(Interface dataset entries)
>>>

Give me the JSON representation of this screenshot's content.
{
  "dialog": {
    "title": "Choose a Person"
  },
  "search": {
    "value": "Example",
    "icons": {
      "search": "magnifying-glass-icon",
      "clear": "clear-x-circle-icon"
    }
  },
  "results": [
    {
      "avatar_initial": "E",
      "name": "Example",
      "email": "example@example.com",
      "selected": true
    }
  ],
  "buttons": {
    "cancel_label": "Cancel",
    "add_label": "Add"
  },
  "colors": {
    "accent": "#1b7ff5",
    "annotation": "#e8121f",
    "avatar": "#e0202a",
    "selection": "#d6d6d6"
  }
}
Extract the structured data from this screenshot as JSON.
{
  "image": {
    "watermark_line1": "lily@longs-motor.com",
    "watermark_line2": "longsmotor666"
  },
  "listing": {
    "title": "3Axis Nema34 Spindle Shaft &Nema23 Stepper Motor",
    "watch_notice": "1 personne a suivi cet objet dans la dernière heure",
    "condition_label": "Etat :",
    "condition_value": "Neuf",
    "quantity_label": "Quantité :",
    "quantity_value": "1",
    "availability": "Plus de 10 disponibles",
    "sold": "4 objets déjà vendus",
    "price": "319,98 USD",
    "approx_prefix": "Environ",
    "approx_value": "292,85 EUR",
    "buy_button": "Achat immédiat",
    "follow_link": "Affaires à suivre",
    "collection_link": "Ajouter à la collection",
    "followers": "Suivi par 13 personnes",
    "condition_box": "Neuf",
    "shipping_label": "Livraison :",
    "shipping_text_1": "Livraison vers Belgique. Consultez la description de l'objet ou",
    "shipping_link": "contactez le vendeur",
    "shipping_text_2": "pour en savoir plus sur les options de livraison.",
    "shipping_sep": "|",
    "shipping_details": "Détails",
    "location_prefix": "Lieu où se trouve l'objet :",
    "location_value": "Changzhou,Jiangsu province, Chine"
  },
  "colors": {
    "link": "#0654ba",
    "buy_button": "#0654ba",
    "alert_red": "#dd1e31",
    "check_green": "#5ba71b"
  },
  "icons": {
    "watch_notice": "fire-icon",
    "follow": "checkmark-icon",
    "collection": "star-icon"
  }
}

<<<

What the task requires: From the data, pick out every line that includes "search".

Response area:
  "search": {
      "search": "magnifying-glass-icon",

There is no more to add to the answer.